If a precondition is 'poisoned' with some specific property of
advantageousness, then it can be seen that the strategy, if there
is a strategy, that evolves from that application, expresses itself
in terms of the initial conditions of the 'watering-hole', and all the
real-life conditions that expand from that initial 'seeding'.

So, in the second place, the limit is the presence of any type of
anti-poison or incapacitation of the application, and the utility of
the application is its adoption by other, perhaps wildly different
watering-hole equivalencies. Some of these secondary elements
may follow a pattern similar to the original, and either
communicate or fail to communicate the 'poison'. The poison then
dissipates, or becomes incorporated in the structure of the 'wells'.

However, what happens when the source of the 'poison' was very
distant, and aimed to gain advantages by the poison? What is its
strategy to recover the poison in an altered form?

One strategy might be to motivate the first 'well' to evolve in
some way, and then find a comfortable position amongst the
resulting much larger evolutions. This seemingly would require
already being evolved. Another strategy would be to create a
hard-to-understand 'poison' and adapt gradually to the resulting
drama and education.
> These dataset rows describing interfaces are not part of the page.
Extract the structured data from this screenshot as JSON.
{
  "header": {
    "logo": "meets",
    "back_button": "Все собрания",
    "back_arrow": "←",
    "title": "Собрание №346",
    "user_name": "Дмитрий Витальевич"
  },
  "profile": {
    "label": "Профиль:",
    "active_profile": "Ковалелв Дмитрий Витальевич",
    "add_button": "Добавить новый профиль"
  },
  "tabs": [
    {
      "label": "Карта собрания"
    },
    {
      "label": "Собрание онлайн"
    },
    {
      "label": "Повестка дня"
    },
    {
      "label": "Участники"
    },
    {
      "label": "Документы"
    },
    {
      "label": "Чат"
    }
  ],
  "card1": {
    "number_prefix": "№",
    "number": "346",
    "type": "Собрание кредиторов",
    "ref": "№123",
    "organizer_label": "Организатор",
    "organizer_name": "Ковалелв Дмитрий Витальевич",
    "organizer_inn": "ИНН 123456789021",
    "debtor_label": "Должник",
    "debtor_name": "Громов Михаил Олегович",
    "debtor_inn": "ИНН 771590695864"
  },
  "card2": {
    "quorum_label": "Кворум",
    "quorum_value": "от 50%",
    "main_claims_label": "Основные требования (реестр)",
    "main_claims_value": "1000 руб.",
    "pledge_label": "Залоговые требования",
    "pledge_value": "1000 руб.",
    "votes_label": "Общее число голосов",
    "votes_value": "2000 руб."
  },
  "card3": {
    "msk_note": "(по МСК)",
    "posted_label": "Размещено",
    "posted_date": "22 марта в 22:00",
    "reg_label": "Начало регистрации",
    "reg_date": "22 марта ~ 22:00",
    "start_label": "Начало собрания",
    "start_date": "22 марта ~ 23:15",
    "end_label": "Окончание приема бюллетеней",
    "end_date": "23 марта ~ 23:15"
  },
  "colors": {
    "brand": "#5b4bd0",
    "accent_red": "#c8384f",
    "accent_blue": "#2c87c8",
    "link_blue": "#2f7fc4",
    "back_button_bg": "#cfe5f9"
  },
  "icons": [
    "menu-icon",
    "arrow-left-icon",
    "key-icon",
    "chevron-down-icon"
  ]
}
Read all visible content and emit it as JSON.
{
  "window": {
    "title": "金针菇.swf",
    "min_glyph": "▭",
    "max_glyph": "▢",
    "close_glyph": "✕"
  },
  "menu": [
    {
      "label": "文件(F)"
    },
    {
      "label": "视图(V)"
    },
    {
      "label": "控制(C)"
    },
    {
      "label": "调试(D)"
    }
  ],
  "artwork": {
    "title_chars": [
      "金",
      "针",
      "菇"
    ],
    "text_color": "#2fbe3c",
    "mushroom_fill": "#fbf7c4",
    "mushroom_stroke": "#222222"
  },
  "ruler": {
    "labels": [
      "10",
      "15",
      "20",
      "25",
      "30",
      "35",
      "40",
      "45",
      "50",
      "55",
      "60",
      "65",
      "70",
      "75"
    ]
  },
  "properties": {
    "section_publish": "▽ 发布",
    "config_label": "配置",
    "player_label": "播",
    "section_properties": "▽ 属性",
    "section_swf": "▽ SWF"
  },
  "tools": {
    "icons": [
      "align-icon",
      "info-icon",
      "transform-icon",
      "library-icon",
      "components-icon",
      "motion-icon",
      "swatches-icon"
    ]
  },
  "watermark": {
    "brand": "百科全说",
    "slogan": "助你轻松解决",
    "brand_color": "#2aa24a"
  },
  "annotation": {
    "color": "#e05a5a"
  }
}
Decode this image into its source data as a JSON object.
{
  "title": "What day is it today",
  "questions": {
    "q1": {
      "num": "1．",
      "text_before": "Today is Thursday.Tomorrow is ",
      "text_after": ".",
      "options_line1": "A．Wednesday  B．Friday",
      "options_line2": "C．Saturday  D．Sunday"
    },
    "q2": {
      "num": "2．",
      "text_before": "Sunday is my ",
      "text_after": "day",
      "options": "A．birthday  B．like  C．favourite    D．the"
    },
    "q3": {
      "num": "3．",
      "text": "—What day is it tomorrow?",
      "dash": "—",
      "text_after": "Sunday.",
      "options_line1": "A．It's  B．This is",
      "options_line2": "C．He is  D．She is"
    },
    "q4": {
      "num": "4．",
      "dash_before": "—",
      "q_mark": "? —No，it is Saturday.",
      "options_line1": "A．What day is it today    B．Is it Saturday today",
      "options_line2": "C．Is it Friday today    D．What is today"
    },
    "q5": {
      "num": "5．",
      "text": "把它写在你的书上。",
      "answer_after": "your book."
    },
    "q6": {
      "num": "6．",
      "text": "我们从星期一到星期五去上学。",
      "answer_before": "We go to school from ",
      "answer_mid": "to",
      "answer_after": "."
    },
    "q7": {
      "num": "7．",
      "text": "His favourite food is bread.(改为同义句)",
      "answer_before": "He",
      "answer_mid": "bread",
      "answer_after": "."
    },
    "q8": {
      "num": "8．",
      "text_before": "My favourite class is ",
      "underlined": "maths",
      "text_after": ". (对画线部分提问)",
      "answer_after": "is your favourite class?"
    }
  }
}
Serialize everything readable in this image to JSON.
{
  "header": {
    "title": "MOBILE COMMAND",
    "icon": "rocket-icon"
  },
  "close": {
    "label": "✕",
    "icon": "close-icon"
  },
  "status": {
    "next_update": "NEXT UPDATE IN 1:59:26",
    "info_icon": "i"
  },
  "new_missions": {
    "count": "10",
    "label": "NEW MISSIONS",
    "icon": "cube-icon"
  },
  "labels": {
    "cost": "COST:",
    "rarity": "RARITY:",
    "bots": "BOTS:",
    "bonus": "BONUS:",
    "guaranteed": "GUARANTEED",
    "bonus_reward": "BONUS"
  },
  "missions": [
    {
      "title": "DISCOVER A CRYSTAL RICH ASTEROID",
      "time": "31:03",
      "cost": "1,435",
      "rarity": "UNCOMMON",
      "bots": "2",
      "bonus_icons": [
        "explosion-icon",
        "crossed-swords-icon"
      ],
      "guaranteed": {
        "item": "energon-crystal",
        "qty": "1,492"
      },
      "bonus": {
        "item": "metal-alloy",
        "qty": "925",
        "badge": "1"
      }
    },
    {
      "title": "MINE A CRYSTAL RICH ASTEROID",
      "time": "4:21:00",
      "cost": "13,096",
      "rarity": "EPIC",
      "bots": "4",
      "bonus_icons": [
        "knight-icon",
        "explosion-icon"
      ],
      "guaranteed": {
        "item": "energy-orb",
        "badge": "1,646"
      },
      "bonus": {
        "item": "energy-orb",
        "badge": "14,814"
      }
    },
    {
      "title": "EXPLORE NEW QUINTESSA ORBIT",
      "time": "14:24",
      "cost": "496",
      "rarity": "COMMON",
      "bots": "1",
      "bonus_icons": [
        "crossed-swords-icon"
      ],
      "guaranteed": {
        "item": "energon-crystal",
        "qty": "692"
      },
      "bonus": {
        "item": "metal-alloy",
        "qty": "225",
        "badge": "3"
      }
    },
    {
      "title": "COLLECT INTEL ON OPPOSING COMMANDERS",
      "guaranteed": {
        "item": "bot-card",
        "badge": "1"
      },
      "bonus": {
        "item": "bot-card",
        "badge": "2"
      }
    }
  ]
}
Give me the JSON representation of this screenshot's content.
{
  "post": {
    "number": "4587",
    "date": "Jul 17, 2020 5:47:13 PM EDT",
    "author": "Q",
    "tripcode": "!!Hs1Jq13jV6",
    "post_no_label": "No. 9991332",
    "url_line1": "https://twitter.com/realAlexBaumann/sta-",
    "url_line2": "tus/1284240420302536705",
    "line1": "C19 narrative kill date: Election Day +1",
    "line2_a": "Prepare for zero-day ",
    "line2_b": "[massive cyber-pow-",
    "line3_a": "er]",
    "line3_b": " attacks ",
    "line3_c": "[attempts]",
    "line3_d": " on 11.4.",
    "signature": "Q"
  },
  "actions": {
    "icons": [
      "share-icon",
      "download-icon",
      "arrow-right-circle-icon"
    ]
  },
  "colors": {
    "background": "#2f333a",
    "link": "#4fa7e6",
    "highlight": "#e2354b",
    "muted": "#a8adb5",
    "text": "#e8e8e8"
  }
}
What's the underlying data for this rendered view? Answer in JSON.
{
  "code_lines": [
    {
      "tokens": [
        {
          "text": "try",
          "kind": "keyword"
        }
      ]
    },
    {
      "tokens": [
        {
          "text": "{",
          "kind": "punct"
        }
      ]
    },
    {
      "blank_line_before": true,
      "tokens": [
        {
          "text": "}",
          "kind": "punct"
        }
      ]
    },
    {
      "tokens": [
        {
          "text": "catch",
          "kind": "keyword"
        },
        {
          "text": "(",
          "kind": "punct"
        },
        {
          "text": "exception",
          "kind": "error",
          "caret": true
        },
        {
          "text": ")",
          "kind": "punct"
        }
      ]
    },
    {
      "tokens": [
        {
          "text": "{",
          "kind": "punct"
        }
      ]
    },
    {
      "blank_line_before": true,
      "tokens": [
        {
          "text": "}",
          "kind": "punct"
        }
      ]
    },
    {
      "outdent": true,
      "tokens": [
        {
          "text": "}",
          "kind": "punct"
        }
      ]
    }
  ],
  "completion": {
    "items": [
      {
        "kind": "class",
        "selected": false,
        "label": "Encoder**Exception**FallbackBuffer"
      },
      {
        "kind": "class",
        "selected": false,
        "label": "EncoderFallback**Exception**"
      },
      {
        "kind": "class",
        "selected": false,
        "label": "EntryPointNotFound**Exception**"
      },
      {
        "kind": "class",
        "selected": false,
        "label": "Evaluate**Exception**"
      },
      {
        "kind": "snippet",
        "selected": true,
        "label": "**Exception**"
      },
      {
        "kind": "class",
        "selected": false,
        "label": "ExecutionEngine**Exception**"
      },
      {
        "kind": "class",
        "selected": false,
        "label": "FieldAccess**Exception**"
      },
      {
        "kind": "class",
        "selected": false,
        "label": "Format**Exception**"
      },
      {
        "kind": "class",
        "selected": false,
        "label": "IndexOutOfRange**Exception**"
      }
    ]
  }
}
In general, the strategy would be to anticipate the effect of the
'poison' and find assurance that the effect was advantageous.